  22. Time to Admission and First Blood Transfusion [ Time Frame: Hospital stay up to 28 days. ]
    Time to admission and first blood product transfusion in minutes.



Information from the National Library of Medicine

Choosing to participate in a study is an important personal decision. Talk with your doctor and family members or friends about deciding to join a study. To learn more about this study, you or your doctor may contact the study research staff using the contacts provided below.

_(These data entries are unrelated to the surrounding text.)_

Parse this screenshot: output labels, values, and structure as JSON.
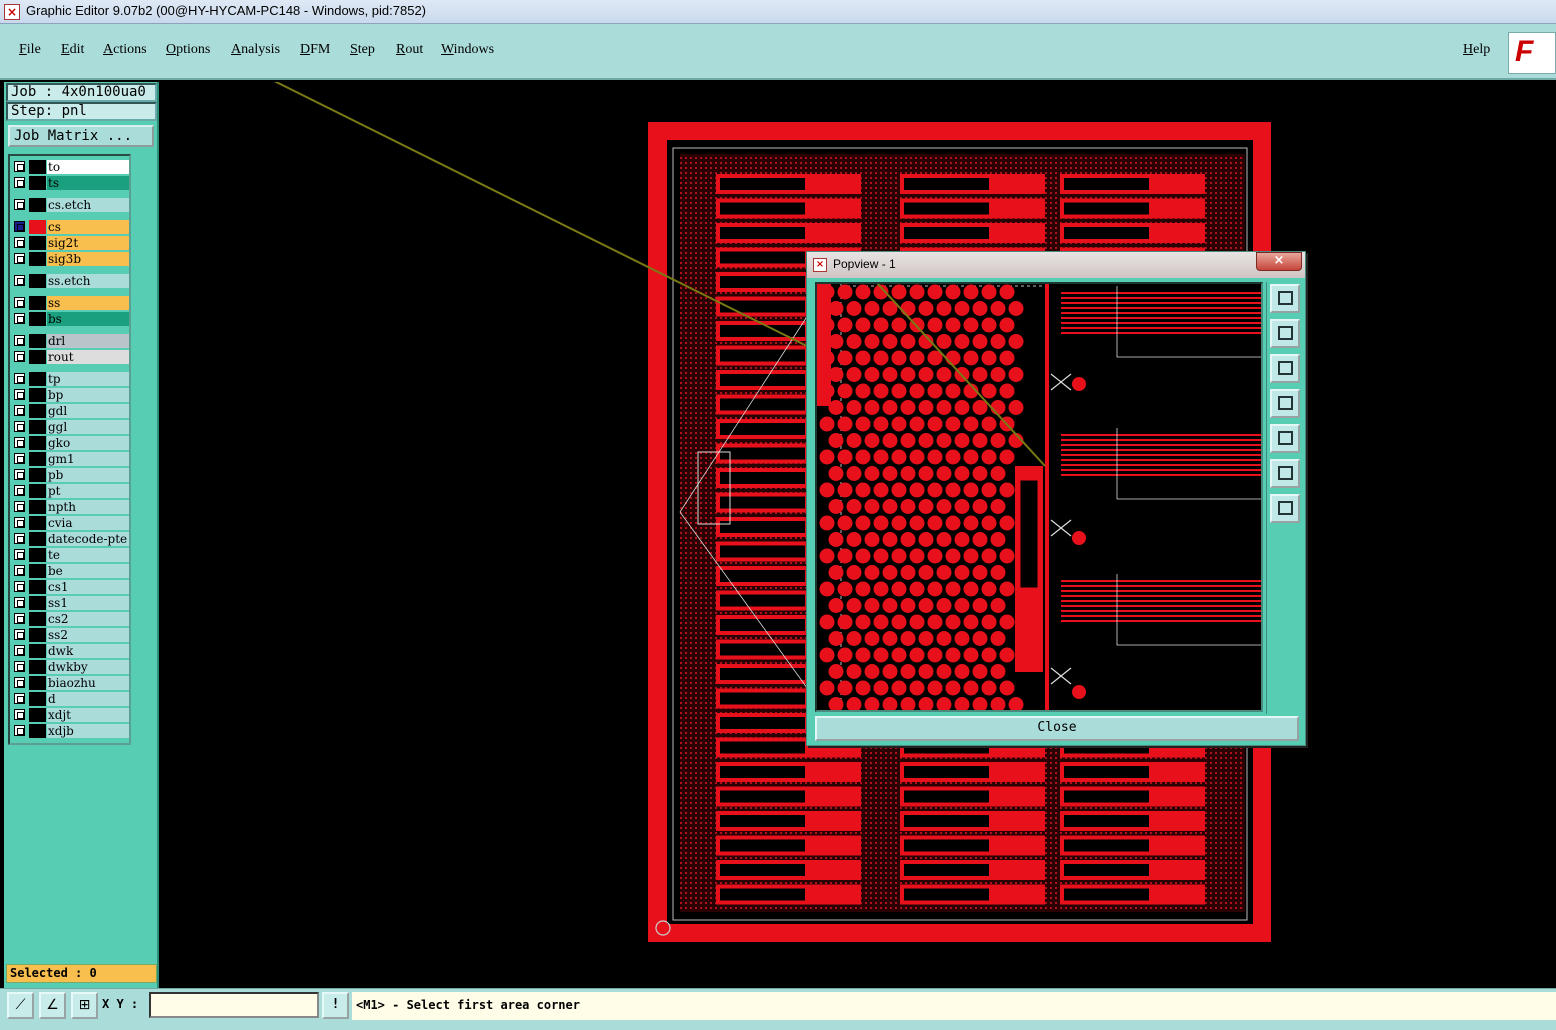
{
  "window": {
    "title": "Graphic Editor 9.07b2 (00@HY-HYCAM-PC148 - Windows, pid:7852)"
  },
  "menu": {
    "items": [
      "File",
      "Edit",
      "Actions",
      "Options",
      "Analysis",
      "DFM",
      "Step",
      "Rout",
      "Windows"
    ],
    "help": "Help",
    "brand": "F"
  },
  "left_panel": {
    "job": "Job : 4x0n100ua0",
    "step": "Step: pnl",
    "job_matrix": "Job Matrix ...",
    "selected": "Selected : 0"
  },
  "layers": [
    {
      "name": "to",
      "bg": "#ffffff",
      "swatch": "#000000"
    },
    {
      "name": "ts",
      "bg": "#1aa07e",
      "swatch": "#000000"
    },
    {
      "name": "cs.etch",
      "bg": "#aadcda",
      "swatch": "#000000"
    },
    {
      "name": "cs",
      "bg": "#f8bf4e",
      "swatch": "#e8111b",
      "active": true
    },
    {
      "name": "sig2t",
      "bg": "#f8bf4e",
      "swatch": "#000000"
    },
    {
      "name": "sig3b",
      "bg": "#f8bf4e",
      "swatch": "#000000"
    },
    {
      "name": "ss.etch",
      "bg": "#aadcda",
      "swatch": "#000000"
    },
    {
      "name": "ss",
      "bg": "#f8bf4e",
      "swatch": "#000000"
    },
    {
      "name": "bs",
      "bg": "#1aa07e",
      "swatch": "#000000"
    },
    {
      "name": "drl",
      "bg": "#b8c4c9",
      "swatch": "#000000"
    },
    {
      "name": "rout",
      "bg": "#dddddd",
      "swatch": "#000000"
    },
    {
      "name": "tp",
      "bg": "#aadcda",
      "swatch": "#000000"
    },
    {
      "name": "bp",
      "bg": "#aadcda",
      "swatch": "#000000"
    },
    {
      "name": "gdl",
      "bg": "#aadcda",
      "swatch": "#000000"
    },
    {
      "name": "ggl",
      "bg": "#aadcda",
      "swatch": "#000000"
    },
    {
      "name": "gko",
      "bg": "#aadcda",
      "swatch": "#000000"
    },
    {
      "name": "gm1",
      "bg": "#aadcda",
      "swatch": "#000000"
    },
    {
      "name": "pb",
      "bg": "#aadcda",
      "swatch": "#000000"
    },
    {
      "name": "pt",
      "bg": "#aadcda",
      "swatch": "#000000"
    },
    {
      "name": "npth",
      "bg": "#aadcda",
      "swatch": "#000000"
    },
    {
      "name": "cvia",
      "bg": "#aadcda",
      "swatch": "#000000"
    },
    {
      "name": "datecode-pte",
      "bg": "#aadcda",
      "swatch": "#000000"
    },
    {
      "name": "te",
      "bg": "#aadcda",
      "swatch": "#000000"
    },
    {
      "name": "be",
      "bg": "#aadcda",
      "swatch": "#000000"
    },
    {
      "name": "cs1",
      "bg": "#aadcda",
      "swatch": "#000000"
    },
    {
      "name": "ss1",
      "bg": "#aadcda",
      "swatch": "#000000"
    },
    {
      "name": "cs2",
      "bg": "#aadcda",
      "swatch": "#000000"
    },
    {
      "name": "ss2",
      "bg": "#aadcda",
      "swatch": "#000000"
    },
    {
      "name": "dwk",
      "bg": "#aadcda",
      "swatch": "#000000"
    },
    {
      "name": "dwkby",
      "bg": "#aadcda",
      "swatch": "#000000"
    },
    {
      "name": "biaozhu",
      "bg": "#aadcda",
      "swatch": "#000000"
    },
    {
      "name": "d",
      "bg": "#aadcda",
      "swatch": "#000000"
    },
    {
      "name": "xdjt",
      "bg": "#aadcda",
      "swatch": "#000000"
    },
    {
      "name": "xdjb",
      "bg": "#aadcda",
      "swatch": "#000000"
    }
  ],
  "popview": {
    "title": "Popview - 1",
    "close_x": "×",
    "close_button": "Close",
    "tools": [
      "zoom-window-icon",
      "pan-up-icon",
      "pan-down-icon",
      "pan-left-icon",
      "pan-right-icon",
      "zoom-fit-icon",
      "move-icon"
    ]
  },
  "status_bar": {
    "xy_label": "X Y :",
    "xy_value": "",
    "excl": "!",
    "prompt": "<M1> - Select first area corner"
  },
  "colors": {
    "copper": "#e8111b",
    "panel_bg": "#57cdb3",
    "menu_bg": "#aadcda",
    "highlight": "#f8bf4e"
  }
}
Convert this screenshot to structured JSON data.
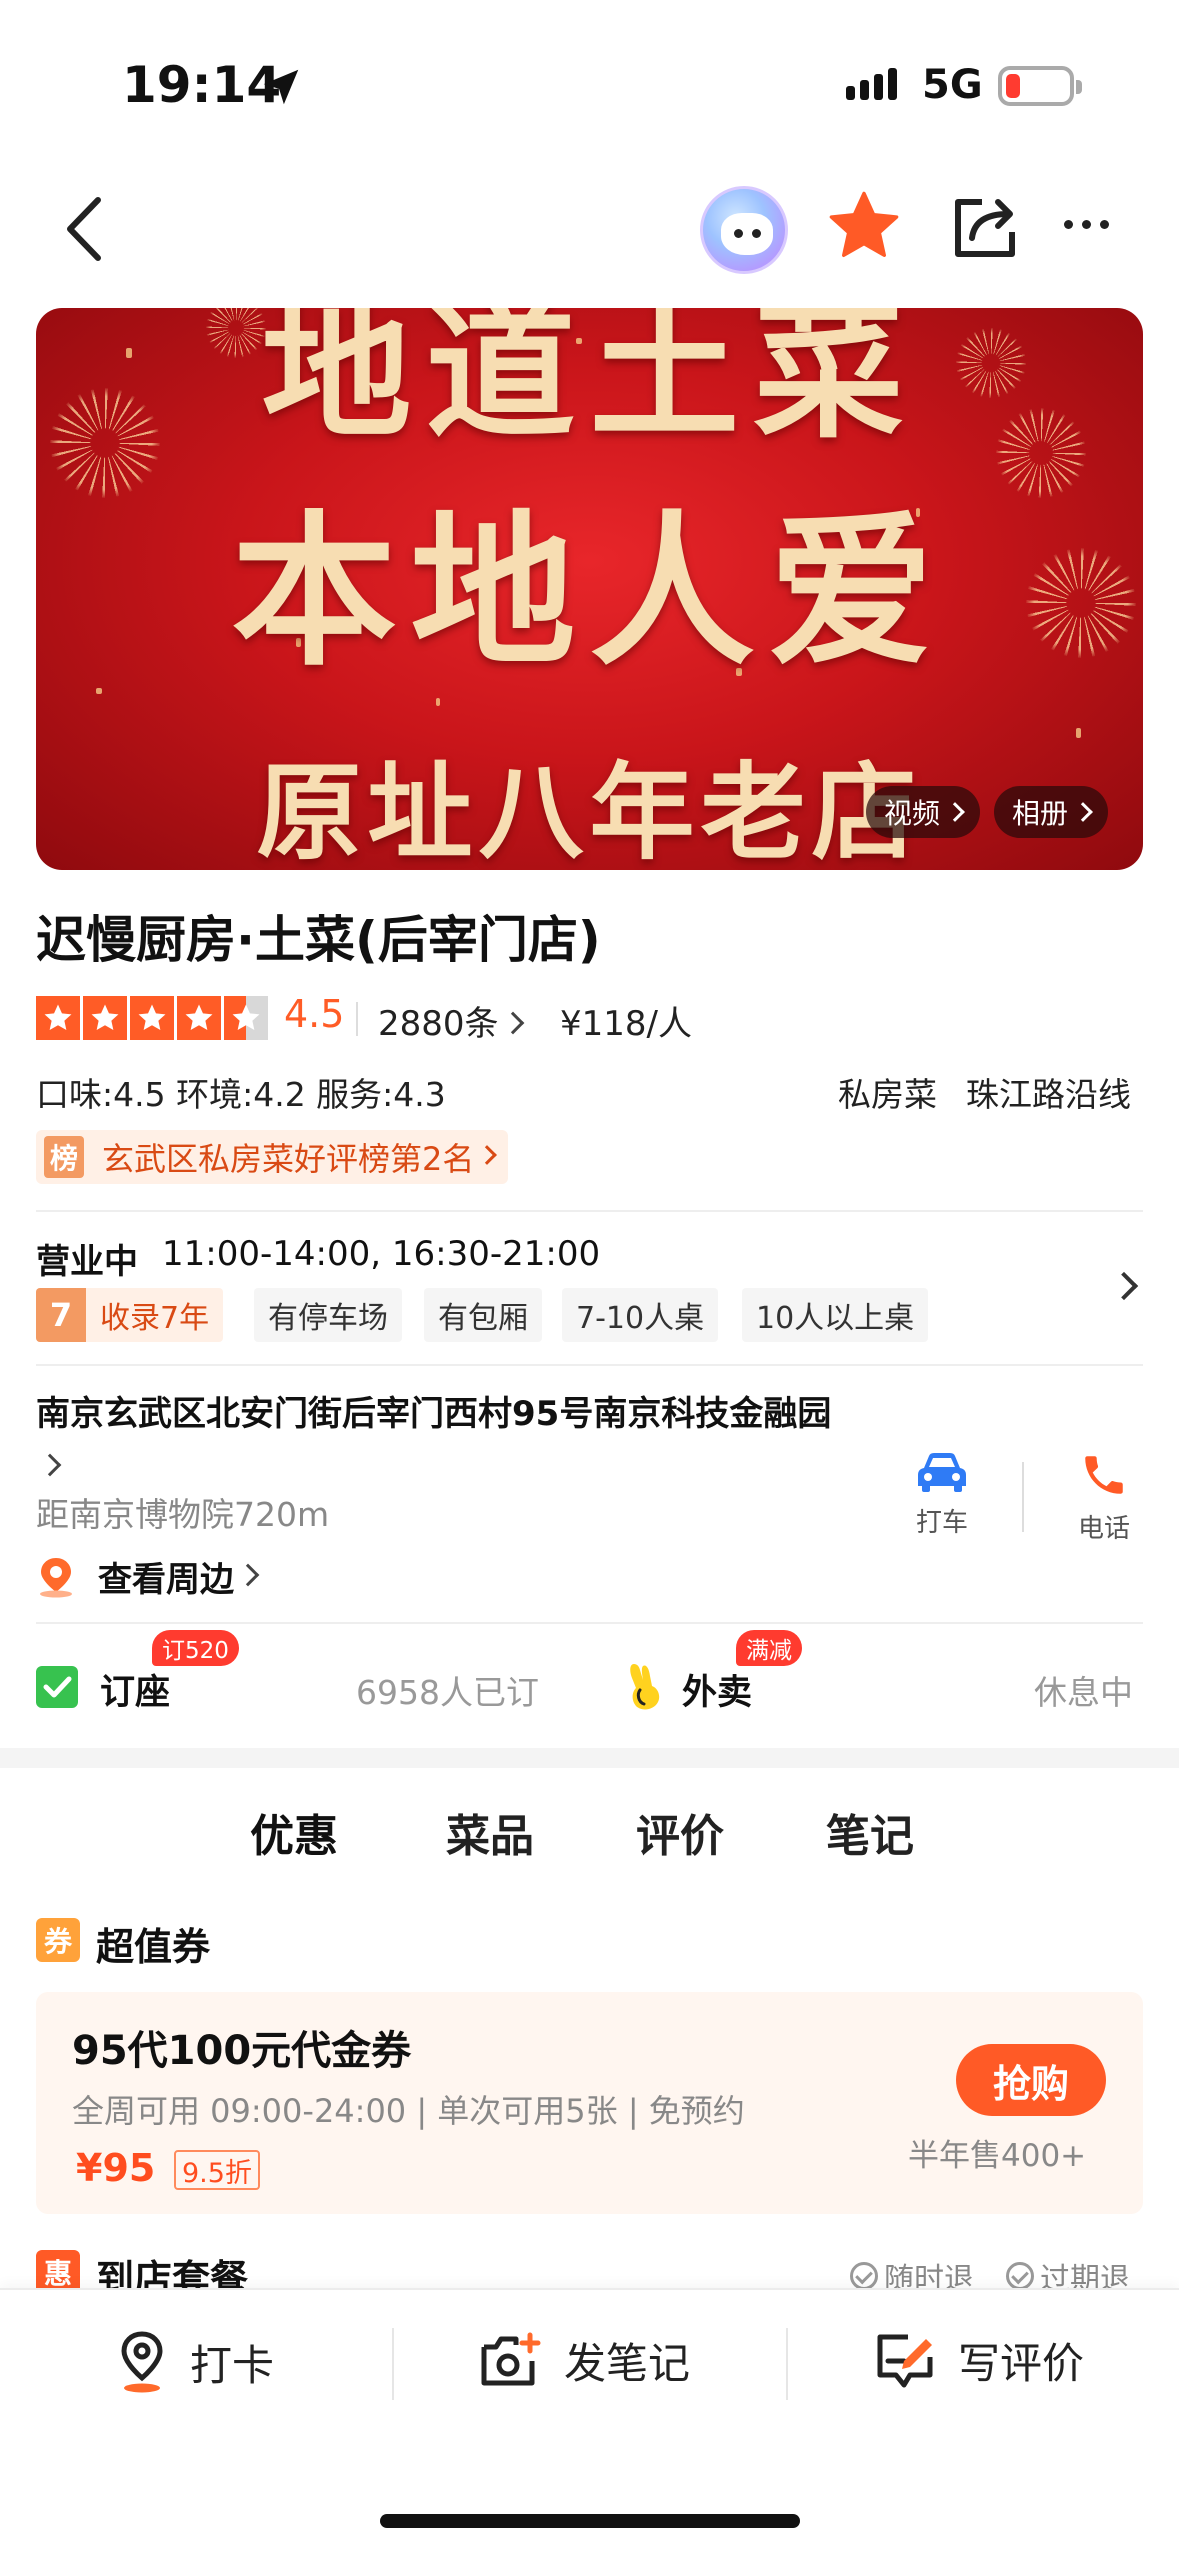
{
  "status_bar": {
    "time": "19:14",
    "network": "5G"
  },
  "banner": {
    "line1": "地道土菜",
    "line2": "本地人爱",
    "line3": "原址八年老店",
    "video_label": "视频",
    "album_label": "相册"
  },
  "shop": {
    "name": "迟慢厨房·土菜(后宰门店)",
    "rating": "4.5",
    "reviews": "2880条",
    "price": "¥118/人",
    "subscores": "口味:4.5  环境:4.2  服务:4.3",
    "cuisine": "私房菜",
    "area": "珠江路沿线",
    "rank_badge": "榜",
    "rank": "玄武区私房菜好评榜第2名"
  },
  "hours": {
    "status": "营业中",
    "time": "11:00-14:00, 16:30-21:00",
    "years_num": "7",
    "years_label": "收录7年",
    "tags": [
      "有停车场",
      "有包厢",
      "7-10人桌",
      "10人以上桌"
    ]
  },
  "location": {
    "address": "南京玄武区北安门街后宰门西村95号南京科技金融园",
    "distance": "距南京博物院720m",
    "taxi_label": "打车",
    "phone_label": "电话",
    "nearby_label": "查看周边"
  },
  "booking": {
    "label": "订座",
    "badge": "订520",
    "count": "6958人已订",
    "delivery_label": "外卖",
    "delivery_badge": "满减",
    "delivery_status": "休息中"
  },
  "tabs": [
    "优惠",
    "菜品",
    "评价",
    "笔记"
  ],
  "coupon_section": {
    "icon": "券",
    "title": "超值券",
    "coupon_title": "95代100元代金券",
    "details": "全周可用 09:00-24:00 | 单次可用5张 | 免预约",
    "price": "¥95",
    "discount": "9.5折",
    "buy_label": "抢购",
    "sold": "半年售400+"
  },
  "set_section": {
    "icon": "惠",
    "title": "到店套餐",
    "policy1": "随时退",
    "policy2": "过期退"
  },
  "bottom_bar": {
    "checkin": "打卡",
    "post_note": "发笔记",
    "write_review": "写评价"
  },
  "colors": {
    "accent": "#ff5a26",
    "banner_red": "#c9151a",
    "gold_text": "#f7ddb2",
    "book_green": "#37c24f"
  }
}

For general information, Learn About Clinical Studies.


Ages Eligible for Study:   18 Years and older   (Adult, Older Adult)
Sexes Eligible for Study:   All
Accepts Healthy Volunteers:   No
Criteria

Inclusion Criteria:

  • Age>=18 years
  • Acutely injured
  • SBP<70 mmHg or SBP 71-90 mmHg with heart rate (HR)>108 beats per minute.

Exclusion Criteria:

  • Visibly or verbally reported pregnant women
  • known prisoners
  • unsalvageable injuries (defined as asystolic or cardiopulmonary resuscitation prior to randomization)
  • known objection to blood products
  • the patient has an opt-out bracelet or, necklace or wallet card
  • a family member present at the scene objects to the patient's enrollment in research.

Information from the National Library of Medicine

To learn more about this study, you or your doctor may contact the study research staff using the contact information provided by the sponsor.

Please refer to this study by its ClinicalTrials.gov identifier (NCT number): NCT01838863


Locations
United States, Colorado
Denver Health Medical Center
Denver, Colorado, United States, 80204
Sponsors and Collaborators
Denver Health and Hospital Authority
U.S. Army Medical Research and Materiel Command
University of Colorado, Denver
Investigators
Principal Investigator: Ernest E Moore, MD Denver Health Medical Center
  Study Documents (Full-Text)

Documents provided by Ernest E. Moore, MD, Denver Health and Hospital Authority:
Informed Consent Form  [PDF] February 7, 2017


Publications automatically indexed to this study by ClinicalTrials.gov Identifier (NCT Number):
Responsible Party: Ernest E. Moore, MD, Professor and Vice Chair, Department of Surgery, Denver Health and Hospital Authority
ClinicalTrials.gov Identifier: NCT01838863     History of Changes
Other Study ID Numbers: COMIRB# 12-1349
W81XWH1220028 ( Other Grant/Funding Number: Department of Defense TATRC )
First Posted: April 24, 2013    Key Record Dates
Results First Posted: July 18, 2018
Last Update Posted: July 18, 2018
Last Verified: July 2018

Keywords provided by Ernest E. Moore, MD, Denver Health and Hospital Authority:
coagulopathy
hemorrhagic shock
plasma
blood product transfusion

Additional relevant MeSH terms:
Shock, Hemorrhagic
Hemorrhage
Pathologic Processes
Shock